[GIVEN INFORMATION — start]
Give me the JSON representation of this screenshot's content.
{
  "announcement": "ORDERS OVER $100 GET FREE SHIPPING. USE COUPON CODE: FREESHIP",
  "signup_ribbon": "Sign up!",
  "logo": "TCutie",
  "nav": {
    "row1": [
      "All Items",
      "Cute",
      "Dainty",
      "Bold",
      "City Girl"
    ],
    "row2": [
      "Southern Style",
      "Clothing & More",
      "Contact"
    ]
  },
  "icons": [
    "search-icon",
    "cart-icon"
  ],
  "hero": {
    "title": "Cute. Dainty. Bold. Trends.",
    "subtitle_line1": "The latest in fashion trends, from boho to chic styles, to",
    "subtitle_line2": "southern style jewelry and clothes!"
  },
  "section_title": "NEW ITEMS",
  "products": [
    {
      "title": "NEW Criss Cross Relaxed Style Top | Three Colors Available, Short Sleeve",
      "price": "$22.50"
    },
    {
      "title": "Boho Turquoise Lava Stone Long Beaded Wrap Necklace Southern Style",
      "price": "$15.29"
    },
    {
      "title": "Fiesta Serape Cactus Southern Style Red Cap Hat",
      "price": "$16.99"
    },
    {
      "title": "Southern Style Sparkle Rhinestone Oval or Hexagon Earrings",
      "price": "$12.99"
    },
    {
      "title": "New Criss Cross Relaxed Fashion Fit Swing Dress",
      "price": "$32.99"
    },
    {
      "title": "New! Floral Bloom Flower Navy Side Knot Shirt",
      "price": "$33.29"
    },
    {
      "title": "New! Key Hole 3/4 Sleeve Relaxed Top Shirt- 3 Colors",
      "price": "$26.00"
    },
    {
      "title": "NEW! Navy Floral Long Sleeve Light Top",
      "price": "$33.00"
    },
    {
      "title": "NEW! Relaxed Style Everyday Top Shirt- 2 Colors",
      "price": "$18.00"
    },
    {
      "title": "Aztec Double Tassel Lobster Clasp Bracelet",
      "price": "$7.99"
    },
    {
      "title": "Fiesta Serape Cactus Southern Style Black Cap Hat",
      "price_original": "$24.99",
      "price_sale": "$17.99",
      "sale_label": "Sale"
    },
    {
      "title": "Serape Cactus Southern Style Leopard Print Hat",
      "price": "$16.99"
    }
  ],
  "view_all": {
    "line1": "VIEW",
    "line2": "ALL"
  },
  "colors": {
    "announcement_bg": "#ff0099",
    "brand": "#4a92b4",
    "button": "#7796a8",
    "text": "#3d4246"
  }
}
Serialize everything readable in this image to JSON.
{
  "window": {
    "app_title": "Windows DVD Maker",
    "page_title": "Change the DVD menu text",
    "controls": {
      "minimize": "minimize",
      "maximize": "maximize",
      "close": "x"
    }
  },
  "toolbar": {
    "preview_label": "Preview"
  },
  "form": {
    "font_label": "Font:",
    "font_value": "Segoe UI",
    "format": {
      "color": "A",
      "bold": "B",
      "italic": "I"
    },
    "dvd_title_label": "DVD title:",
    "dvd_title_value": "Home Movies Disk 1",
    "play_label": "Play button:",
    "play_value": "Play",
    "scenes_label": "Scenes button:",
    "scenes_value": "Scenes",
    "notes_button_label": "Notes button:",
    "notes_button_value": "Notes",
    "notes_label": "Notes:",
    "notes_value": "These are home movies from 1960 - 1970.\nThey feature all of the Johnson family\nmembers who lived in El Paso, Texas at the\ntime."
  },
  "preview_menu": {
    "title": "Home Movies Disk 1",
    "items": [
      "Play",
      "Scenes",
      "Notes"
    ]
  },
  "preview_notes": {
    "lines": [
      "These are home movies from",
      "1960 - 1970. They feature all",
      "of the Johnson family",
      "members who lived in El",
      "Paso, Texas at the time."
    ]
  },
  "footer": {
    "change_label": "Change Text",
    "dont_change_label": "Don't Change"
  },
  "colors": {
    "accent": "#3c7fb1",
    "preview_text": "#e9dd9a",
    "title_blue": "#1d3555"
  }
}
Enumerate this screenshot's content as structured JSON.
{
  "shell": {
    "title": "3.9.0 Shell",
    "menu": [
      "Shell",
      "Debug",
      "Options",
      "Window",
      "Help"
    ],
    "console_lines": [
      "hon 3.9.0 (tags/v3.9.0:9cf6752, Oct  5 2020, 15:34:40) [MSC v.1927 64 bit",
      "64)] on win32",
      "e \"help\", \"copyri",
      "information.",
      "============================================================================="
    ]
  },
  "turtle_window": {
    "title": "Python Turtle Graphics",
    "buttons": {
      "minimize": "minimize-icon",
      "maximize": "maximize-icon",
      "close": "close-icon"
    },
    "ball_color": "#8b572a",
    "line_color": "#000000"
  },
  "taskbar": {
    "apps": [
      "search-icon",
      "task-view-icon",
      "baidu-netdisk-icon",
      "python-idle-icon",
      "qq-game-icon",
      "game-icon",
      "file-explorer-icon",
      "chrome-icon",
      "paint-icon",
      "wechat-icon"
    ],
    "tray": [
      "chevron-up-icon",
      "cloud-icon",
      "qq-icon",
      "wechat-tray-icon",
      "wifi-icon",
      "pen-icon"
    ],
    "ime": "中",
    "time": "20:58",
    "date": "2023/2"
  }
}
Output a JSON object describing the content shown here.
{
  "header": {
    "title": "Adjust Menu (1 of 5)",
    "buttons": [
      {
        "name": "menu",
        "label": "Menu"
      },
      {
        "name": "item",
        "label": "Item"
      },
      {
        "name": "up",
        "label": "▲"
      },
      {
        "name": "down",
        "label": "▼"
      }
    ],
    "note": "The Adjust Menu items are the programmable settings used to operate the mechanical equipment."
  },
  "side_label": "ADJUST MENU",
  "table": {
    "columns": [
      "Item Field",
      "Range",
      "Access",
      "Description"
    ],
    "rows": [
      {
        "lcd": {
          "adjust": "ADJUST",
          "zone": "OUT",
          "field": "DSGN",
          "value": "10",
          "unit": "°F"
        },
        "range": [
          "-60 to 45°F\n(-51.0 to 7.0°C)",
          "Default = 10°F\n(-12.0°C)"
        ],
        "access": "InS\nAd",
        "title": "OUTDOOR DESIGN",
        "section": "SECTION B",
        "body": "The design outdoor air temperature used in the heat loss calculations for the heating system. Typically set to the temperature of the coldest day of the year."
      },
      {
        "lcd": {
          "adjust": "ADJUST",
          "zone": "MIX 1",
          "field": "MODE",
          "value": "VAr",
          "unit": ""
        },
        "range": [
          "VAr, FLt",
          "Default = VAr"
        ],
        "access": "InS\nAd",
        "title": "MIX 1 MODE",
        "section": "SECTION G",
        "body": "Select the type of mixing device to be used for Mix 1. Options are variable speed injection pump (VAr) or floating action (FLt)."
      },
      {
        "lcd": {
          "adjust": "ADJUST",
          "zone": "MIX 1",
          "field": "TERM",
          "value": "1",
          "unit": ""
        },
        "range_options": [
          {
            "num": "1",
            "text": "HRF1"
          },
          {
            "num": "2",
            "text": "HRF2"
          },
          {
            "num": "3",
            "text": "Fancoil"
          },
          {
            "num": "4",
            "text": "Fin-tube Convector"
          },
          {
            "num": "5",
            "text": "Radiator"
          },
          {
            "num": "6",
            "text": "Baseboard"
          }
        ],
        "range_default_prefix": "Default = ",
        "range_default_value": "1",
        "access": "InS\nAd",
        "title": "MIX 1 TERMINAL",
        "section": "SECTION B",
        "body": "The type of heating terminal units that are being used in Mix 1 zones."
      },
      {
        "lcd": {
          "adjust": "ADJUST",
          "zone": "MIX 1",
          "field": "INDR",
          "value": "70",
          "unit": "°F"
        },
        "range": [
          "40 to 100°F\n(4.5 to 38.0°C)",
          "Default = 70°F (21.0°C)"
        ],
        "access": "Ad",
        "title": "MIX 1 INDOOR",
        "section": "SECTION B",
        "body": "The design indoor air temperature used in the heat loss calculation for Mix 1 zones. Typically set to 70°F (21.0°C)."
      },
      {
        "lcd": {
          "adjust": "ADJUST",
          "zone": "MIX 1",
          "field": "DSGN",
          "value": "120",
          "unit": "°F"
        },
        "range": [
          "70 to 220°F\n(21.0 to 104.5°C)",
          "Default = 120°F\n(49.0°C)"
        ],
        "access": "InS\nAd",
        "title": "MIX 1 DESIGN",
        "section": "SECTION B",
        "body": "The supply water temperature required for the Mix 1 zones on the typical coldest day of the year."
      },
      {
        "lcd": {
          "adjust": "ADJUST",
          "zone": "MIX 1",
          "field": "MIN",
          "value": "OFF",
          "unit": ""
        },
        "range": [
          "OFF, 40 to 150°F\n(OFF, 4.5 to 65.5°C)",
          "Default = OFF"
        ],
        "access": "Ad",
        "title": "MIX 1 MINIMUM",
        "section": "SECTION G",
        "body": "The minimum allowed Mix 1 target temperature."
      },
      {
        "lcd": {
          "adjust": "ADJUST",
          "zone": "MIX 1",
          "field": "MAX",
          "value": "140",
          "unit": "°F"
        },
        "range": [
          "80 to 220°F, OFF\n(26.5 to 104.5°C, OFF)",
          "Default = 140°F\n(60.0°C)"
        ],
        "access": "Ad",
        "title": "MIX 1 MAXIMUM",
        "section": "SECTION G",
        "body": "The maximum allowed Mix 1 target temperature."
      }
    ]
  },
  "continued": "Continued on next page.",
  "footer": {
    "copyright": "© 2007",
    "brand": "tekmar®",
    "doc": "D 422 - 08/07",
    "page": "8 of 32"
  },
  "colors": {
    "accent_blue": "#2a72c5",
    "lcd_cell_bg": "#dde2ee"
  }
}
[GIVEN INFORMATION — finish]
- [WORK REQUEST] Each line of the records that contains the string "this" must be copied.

- [EXERCISE SOLUTION]
Give me the JSON representation of this screenshot's content.
Serialize everything readable in this image to JSON.
Enumerate this screenshot's content as structured JSON.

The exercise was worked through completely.